These changes are new for all countries to move from an illegal to a legal market. The only historical example we have to look at is the Prohibition in the USA and that is almost 100 years ago. There is no blueprint and if you do not have that, mistakes will be made. If the cannabis grower goes to a bank, the bank has no policy how to go about it. And it’s not just the banks, this is all the businesses that cannabis growers need. The working relationship needs to be developed. At the same time, we must distinguish between medical and recreational. The medical market is growing steadily, it is working and it is improving, and it is here to stay and with the end to stigmatisation it becomes easier to prescribe. The recreational market is different. A lot of people thought it would just happen and it did not. In a lot of countries, a significant percentage of people are not in favour of legalisation and therefore the only way to go about it, is to do an experiment – a pilot project. Then you are gathering data, and this data can be presented as a fact and therefore help to change the attitude of the people who do not approve. This why things are moving slower in Switzerland, Germany, and the Czech Republic, but it is moving forward, and it is solid. This is the game changer. This will not only influence international law, but also help to get society behind it. People believe data and because it is a new industry, we have no data. So, we need to collect it. Society needs to be taken on this journey of a drastic regime change. Medical has that framework already and recreational needs to create this framework step by step.
Any predictions for the future?

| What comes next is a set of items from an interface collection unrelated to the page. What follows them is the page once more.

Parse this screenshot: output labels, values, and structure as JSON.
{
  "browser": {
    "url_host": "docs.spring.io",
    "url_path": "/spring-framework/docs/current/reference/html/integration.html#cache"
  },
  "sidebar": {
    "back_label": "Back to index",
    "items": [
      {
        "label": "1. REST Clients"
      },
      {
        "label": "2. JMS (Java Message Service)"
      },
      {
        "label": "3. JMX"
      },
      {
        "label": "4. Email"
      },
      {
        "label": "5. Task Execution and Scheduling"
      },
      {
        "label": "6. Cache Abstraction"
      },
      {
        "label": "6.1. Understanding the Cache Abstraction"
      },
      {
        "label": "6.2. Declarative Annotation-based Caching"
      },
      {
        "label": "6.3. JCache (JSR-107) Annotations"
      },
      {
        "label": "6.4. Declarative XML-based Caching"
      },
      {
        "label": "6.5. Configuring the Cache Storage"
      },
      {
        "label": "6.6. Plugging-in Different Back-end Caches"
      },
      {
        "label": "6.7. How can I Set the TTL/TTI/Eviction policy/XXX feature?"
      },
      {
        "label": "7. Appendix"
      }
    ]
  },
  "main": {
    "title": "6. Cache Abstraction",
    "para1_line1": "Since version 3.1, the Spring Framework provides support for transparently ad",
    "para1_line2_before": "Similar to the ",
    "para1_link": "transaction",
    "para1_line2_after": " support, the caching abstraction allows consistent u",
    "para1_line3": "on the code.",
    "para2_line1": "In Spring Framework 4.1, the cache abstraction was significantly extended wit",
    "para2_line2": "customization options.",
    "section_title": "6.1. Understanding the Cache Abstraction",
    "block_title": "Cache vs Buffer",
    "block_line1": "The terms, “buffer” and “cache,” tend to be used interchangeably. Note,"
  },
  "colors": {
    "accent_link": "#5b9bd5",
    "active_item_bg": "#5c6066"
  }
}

Germany is the biggest country in Europe and therefore potentially the biggest market. Them moving towards a pilot project will help to remove the stigma around cannabis medically and thereafter recreationally. The Netherlands have chosen their ten growers which means that the stock that is bought by the coffee shops will be legal. The pilot project in Switzerland is well under way and seems to be running smoothly. In Europe we are therefore seeing that the medical market is growing and that it is supported and soon the data from the recreational projects will start coming in. The duty of the government is now to collect this data and show the proof that they want a better product, that they want to protect minors and that they want to suppress the black market. Once they have proven that, the progress of the recreational market will continue. I see this happening in Europe, but I also see this happening in Africa and other continents. I think that the economic South will play a big role in moving forward. This will only happen if the market opens for free trade. Everybody has their eye on Thailand even though the rest of Asia is very conservative. Tourism from China to Thailand will also help the normalization process. Lastly: It is also important to create a critical mass to change EU law. If Germany wants to change it, if Portugal wants to change it, if Czech Republic wants to change it then these countries must stand together and change EU law. Free trade is part of the Schengen agreement and must be pursued by all countries interested in this.
A final word?

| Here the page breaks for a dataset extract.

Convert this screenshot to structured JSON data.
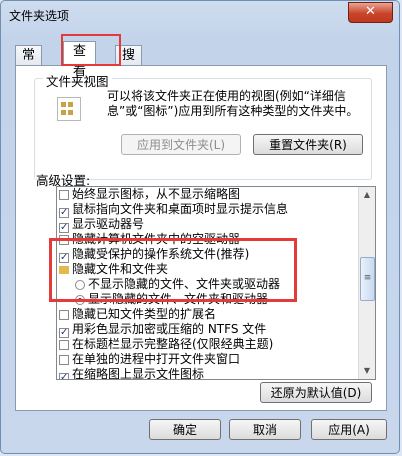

There are currently 150-170 growers in Germany. Mostly they are one hit wonders. They grow one crop and cannot follow it up with a crop that is similar. Sustainable sales and revenue are only possible if you have the correct cannabis management software helping to have stable products in the end.